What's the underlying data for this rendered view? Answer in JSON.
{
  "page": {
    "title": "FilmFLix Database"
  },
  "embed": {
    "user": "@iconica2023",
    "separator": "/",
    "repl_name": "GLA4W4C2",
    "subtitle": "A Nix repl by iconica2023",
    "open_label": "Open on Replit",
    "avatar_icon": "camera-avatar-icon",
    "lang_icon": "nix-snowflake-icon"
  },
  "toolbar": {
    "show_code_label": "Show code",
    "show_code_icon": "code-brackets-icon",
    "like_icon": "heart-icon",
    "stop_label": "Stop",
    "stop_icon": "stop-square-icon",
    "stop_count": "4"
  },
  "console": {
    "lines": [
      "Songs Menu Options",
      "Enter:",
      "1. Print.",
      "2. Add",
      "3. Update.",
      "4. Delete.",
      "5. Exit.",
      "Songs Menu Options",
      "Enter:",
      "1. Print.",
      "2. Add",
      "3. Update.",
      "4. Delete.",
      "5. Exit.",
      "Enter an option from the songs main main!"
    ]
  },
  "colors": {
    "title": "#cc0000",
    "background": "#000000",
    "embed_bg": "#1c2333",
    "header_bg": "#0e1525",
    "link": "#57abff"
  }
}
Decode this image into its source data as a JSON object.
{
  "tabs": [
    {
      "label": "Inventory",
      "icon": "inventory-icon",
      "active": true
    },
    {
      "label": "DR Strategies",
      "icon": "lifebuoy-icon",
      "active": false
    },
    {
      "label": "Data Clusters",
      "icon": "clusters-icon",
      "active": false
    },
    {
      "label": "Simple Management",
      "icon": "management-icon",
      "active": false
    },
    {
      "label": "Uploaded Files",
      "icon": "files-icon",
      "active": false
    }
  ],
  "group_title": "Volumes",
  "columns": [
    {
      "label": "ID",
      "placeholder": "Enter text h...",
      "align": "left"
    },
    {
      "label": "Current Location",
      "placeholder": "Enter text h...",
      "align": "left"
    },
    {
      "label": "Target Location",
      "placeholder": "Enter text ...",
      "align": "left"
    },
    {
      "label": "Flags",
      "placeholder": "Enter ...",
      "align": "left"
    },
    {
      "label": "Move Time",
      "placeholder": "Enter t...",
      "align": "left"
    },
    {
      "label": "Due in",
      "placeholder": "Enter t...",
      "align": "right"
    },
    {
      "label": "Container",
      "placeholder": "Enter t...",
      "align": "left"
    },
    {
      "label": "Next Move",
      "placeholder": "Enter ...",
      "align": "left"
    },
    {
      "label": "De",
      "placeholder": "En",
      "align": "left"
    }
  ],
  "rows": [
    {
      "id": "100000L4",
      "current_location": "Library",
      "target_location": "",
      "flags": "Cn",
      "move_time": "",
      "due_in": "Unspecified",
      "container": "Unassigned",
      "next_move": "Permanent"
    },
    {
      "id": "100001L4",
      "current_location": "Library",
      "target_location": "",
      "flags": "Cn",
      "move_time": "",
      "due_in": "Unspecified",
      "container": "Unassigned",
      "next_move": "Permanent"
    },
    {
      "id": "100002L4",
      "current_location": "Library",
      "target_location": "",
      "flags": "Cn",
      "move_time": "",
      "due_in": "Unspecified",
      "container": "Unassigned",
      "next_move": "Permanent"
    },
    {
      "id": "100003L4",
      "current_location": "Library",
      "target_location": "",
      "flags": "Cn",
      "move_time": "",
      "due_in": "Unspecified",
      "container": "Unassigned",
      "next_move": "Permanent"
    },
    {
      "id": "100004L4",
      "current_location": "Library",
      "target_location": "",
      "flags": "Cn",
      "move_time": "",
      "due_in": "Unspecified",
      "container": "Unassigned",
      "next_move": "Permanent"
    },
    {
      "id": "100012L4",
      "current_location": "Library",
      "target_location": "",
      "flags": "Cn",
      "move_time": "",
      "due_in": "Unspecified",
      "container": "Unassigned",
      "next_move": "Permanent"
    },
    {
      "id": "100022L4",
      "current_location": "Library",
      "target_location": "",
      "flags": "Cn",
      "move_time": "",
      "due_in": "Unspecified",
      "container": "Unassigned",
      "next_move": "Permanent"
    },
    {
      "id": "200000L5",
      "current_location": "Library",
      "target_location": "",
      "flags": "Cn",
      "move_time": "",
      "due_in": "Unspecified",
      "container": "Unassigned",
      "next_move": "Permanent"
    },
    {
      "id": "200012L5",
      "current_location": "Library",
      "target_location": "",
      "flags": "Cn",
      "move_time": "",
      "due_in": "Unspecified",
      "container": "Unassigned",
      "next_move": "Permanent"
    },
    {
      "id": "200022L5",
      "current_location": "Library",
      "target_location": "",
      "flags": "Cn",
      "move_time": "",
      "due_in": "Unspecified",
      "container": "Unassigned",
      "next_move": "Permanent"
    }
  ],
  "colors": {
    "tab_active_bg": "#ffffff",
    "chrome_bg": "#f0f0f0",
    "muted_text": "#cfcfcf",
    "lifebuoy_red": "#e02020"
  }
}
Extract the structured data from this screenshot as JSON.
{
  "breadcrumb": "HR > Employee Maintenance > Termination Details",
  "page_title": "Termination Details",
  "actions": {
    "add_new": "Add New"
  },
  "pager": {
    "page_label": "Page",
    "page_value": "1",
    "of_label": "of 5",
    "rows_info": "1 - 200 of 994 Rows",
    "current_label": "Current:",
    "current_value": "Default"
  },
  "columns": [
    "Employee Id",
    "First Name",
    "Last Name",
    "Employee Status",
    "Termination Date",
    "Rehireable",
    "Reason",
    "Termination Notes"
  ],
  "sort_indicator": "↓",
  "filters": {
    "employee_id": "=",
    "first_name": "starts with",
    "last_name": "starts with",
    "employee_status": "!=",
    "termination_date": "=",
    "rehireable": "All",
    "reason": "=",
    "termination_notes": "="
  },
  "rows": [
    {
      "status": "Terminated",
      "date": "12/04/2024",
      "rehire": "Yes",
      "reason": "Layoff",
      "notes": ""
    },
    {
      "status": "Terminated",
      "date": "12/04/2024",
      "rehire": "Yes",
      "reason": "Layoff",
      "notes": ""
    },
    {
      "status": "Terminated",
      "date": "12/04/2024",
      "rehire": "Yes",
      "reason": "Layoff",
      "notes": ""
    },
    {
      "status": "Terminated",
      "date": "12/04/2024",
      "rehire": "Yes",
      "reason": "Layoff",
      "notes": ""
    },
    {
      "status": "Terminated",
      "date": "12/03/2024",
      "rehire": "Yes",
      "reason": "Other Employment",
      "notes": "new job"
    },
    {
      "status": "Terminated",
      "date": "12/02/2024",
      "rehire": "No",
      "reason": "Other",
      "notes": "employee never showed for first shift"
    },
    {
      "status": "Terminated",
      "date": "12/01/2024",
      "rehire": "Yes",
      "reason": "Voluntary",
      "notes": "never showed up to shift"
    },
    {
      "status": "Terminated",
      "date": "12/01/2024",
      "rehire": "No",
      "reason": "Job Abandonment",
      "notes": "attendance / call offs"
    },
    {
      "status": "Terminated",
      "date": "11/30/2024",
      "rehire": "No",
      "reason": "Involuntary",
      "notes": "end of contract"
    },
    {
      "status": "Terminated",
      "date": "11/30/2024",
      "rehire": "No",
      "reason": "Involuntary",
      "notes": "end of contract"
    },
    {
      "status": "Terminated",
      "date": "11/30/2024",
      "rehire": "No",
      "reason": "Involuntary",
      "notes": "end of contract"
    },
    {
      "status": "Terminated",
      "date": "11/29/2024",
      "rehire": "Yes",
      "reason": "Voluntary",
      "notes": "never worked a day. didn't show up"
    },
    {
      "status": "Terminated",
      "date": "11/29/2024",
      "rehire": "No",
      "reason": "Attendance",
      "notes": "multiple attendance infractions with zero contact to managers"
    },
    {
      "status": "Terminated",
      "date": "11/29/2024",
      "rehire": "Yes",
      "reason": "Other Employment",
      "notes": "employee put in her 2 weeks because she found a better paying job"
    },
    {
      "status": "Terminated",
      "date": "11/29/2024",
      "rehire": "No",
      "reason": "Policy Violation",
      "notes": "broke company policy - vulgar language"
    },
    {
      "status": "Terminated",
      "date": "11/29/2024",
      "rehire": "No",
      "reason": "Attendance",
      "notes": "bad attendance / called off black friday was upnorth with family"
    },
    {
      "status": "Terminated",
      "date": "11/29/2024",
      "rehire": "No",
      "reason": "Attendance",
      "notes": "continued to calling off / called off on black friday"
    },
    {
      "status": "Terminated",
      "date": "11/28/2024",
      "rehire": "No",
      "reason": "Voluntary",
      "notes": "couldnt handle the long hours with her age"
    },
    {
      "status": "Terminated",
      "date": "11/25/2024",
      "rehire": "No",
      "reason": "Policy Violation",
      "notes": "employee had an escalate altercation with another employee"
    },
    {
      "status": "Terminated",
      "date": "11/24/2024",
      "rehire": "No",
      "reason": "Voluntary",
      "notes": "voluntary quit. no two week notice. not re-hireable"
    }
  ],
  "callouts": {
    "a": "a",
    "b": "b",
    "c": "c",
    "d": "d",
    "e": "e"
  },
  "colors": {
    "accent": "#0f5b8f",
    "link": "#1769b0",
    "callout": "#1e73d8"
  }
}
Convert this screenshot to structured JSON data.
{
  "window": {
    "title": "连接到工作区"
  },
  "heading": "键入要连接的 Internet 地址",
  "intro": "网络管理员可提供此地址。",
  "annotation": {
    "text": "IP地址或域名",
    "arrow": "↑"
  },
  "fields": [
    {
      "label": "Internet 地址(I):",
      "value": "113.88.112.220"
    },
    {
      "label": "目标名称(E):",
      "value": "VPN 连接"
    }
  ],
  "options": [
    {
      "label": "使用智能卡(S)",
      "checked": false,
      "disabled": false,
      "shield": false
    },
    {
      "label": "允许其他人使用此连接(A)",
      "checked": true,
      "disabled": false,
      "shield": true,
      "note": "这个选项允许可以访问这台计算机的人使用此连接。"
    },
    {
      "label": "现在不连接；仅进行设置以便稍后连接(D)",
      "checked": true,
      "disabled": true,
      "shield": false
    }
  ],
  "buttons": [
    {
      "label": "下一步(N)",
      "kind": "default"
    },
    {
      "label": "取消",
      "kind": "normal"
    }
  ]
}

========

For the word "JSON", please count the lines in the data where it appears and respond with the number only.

4